TASK TO COMPLETE >> Count the lines in the data below holding the string "avatar" and write the total by itself.
DATA below:
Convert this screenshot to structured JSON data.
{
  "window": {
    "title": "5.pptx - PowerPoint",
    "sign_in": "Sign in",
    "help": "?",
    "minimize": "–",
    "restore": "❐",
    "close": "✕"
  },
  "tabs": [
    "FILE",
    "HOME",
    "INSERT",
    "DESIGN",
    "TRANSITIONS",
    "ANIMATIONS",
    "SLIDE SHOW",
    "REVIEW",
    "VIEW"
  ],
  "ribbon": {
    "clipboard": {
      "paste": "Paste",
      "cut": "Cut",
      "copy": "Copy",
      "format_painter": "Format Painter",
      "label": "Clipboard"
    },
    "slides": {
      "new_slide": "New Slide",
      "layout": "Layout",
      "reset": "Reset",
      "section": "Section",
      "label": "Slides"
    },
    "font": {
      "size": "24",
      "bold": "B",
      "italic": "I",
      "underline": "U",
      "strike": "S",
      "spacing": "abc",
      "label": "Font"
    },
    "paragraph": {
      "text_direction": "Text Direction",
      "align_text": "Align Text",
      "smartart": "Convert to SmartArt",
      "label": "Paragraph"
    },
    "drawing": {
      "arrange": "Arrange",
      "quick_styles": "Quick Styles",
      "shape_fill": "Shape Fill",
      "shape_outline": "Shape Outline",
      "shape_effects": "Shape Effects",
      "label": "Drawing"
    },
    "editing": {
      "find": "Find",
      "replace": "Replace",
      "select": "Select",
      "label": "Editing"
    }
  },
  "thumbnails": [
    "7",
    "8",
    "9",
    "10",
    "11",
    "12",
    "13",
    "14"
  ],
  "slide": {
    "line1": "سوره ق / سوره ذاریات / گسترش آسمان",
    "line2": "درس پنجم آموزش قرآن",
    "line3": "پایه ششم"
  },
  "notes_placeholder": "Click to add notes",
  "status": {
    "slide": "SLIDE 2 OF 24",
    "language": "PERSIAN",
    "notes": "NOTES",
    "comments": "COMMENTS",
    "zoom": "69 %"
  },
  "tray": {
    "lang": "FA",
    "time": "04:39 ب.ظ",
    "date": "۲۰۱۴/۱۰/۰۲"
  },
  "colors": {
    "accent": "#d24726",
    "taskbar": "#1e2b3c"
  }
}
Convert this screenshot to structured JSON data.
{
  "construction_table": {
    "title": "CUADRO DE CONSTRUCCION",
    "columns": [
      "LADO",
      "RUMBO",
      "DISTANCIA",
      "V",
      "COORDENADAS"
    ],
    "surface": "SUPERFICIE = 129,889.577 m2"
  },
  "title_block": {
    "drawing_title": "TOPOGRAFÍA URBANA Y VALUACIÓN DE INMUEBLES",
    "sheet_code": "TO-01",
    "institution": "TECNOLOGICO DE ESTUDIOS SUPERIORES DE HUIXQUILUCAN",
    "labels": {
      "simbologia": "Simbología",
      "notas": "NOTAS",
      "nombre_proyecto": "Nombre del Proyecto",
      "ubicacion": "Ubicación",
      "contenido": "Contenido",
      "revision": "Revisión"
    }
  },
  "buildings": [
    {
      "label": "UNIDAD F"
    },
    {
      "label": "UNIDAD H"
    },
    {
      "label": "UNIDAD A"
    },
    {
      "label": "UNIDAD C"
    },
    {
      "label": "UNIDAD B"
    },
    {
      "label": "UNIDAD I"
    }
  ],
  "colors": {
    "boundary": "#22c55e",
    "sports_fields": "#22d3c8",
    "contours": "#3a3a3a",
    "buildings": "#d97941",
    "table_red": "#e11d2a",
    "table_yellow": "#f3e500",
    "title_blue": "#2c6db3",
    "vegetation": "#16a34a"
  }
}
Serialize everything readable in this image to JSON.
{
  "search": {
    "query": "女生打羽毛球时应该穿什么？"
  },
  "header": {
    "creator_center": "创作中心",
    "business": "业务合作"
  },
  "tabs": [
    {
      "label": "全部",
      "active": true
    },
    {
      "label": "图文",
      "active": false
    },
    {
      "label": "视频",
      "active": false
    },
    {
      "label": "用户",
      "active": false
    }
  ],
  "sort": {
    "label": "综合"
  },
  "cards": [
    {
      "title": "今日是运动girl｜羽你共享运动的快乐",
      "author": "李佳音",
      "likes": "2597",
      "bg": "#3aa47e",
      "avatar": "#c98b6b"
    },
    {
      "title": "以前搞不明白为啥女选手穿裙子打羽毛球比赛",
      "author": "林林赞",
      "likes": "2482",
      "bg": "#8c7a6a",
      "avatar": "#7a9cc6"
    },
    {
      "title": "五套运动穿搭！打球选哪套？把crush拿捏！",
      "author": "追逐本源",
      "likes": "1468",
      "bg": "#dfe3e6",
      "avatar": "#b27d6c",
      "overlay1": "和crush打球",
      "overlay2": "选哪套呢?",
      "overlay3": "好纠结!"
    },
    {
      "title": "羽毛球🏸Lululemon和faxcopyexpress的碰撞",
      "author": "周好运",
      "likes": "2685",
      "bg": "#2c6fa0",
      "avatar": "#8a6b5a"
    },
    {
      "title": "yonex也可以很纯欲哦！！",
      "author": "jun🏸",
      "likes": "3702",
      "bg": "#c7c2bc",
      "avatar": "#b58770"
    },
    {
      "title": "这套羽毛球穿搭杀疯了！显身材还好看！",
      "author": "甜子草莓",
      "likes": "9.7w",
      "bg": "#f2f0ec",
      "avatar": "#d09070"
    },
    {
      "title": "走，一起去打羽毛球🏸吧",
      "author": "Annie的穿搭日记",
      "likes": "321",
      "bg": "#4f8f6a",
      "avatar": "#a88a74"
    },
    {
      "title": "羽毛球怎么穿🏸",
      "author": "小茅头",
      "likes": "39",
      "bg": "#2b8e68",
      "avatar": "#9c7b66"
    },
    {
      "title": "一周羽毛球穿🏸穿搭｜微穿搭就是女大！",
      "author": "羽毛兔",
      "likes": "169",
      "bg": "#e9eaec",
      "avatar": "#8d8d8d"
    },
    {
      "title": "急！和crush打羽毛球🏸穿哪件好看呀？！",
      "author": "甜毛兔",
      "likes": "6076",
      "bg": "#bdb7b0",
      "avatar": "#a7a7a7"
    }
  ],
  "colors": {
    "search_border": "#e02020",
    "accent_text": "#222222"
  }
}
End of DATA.
FINISHED TASK >> 10